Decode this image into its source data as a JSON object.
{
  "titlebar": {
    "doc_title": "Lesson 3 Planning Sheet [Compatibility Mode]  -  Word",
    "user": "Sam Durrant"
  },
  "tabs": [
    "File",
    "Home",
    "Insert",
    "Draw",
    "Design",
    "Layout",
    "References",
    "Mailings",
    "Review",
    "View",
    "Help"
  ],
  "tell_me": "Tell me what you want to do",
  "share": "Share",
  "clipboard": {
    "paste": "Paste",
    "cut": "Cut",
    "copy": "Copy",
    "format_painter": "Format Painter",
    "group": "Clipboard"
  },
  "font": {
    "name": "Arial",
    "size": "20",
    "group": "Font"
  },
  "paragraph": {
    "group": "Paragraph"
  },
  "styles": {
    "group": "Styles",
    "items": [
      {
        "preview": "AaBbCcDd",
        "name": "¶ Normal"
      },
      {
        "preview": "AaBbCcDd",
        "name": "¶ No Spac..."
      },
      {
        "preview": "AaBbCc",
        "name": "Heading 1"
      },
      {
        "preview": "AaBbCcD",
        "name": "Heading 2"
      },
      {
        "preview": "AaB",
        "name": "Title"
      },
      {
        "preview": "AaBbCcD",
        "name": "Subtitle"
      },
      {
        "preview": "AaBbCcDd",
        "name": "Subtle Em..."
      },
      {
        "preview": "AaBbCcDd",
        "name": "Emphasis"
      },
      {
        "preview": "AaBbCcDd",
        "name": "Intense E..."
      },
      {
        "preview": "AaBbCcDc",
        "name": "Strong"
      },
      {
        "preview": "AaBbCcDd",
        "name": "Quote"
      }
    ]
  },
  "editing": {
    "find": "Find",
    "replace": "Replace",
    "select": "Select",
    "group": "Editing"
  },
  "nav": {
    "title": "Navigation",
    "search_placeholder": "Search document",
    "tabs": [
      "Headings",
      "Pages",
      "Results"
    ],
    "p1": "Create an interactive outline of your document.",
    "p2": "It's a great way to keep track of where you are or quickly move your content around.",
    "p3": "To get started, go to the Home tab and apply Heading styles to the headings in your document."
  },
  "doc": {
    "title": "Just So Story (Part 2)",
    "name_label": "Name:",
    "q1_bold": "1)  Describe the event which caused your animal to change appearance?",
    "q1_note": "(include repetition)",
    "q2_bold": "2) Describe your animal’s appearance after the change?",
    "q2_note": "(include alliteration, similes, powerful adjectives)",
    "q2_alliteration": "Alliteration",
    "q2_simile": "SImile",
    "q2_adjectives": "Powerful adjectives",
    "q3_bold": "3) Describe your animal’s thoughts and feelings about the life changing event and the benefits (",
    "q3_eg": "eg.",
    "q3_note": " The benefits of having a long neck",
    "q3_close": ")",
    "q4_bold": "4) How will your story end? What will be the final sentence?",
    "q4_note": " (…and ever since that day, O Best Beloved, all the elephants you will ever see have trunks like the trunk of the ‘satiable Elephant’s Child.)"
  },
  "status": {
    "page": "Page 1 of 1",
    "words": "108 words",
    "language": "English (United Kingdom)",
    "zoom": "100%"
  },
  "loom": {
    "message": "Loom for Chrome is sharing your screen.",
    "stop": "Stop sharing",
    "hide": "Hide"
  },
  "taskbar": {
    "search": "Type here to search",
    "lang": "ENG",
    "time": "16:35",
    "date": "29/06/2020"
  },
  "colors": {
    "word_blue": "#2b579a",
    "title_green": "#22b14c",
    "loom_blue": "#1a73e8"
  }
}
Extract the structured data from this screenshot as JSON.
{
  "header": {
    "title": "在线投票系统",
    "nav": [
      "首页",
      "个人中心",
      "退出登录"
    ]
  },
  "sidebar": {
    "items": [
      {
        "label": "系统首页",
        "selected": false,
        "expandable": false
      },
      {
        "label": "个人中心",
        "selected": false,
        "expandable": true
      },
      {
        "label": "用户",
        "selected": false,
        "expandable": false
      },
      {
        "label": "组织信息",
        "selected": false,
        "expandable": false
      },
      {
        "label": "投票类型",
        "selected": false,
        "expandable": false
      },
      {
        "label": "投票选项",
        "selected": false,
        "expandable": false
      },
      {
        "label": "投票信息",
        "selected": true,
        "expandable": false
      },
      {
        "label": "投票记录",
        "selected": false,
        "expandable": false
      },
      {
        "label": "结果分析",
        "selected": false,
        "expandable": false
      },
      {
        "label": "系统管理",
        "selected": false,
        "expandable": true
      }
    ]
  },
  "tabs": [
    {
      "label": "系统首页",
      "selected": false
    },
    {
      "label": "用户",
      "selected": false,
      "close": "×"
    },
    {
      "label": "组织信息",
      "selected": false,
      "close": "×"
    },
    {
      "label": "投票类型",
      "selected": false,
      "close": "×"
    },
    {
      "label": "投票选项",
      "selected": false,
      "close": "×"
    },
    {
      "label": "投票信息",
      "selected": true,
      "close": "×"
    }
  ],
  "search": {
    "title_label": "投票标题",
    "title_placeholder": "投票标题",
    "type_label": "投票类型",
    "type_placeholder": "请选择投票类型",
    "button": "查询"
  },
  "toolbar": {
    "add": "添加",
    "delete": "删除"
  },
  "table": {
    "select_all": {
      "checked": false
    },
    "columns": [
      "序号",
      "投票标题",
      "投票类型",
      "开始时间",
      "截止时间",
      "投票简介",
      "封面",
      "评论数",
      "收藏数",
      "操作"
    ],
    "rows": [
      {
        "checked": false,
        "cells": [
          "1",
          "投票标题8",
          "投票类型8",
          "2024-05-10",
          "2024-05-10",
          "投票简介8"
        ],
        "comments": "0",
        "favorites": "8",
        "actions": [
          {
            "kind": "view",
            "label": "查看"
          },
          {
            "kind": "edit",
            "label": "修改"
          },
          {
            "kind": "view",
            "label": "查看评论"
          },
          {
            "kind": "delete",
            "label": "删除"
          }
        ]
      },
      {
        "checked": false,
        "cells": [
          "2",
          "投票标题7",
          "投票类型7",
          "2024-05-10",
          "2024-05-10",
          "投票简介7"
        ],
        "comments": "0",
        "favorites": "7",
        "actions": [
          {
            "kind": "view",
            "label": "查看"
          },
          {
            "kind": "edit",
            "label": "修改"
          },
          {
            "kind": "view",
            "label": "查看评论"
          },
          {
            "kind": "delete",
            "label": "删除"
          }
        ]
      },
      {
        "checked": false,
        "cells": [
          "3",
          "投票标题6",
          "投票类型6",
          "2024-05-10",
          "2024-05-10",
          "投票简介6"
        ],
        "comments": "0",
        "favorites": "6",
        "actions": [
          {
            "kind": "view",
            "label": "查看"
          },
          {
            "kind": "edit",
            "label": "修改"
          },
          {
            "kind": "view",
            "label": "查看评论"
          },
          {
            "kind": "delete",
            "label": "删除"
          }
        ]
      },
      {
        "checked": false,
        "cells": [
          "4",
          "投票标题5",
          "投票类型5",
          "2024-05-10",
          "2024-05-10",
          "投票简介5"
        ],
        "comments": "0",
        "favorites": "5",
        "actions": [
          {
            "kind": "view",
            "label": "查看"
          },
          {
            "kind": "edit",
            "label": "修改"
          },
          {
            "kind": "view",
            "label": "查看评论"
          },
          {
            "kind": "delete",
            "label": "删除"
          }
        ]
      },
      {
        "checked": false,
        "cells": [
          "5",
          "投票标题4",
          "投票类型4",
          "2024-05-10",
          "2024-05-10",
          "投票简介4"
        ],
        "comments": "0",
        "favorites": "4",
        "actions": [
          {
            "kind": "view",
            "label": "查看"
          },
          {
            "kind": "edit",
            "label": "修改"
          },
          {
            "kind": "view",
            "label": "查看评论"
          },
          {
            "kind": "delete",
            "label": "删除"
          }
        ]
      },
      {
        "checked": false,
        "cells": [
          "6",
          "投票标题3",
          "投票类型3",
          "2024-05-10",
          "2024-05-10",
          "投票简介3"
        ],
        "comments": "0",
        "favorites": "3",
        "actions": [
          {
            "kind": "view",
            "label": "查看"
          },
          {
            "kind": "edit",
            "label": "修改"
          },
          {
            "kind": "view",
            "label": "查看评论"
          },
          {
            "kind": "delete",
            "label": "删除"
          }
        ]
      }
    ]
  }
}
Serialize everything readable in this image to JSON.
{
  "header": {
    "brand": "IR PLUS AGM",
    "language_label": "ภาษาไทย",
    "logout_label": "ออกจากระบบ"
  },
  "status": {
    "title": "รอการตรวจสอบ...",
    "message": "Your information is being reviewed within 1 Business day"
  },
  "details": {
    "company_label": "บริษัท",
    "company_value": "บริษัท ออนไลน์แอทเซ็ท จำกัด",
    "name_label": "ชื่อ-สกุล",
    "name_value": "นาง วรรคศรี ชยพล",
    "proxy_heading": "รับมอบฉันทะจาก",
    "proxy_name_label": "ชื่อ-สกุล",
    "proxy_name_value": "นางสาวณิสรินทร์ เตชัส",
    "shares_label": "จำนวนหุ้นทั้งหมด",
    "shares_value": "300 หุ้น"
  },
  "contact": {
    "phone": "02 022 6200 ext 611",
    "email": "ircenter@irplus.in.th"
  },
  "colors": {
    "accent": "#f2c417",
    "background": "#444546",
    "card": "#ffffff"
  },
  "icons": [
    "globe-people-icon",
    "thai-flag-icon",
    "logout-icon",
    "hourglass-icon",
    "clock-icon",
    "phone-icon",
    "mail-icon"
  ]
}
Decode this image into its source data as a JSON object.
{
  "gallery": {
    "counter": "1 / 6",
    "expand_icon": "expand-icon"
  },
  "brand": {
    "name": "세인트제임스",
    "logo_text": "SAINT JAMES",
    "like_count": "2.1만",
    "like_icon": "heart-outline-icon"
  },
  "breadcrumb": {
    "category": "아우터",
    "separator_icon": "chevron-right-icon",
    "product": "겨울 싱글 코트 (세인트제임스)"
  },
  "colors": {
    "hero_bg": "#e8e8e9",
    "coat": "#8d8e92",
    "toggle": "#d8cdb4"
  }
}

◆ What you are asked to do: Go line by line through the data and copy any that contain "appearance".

◆ Solution:
    "q1_bold": "1)  Describe the event which caused your animal to change appearance?",
    "q2_bold": "2) Describe your animal’s appearance after the change?",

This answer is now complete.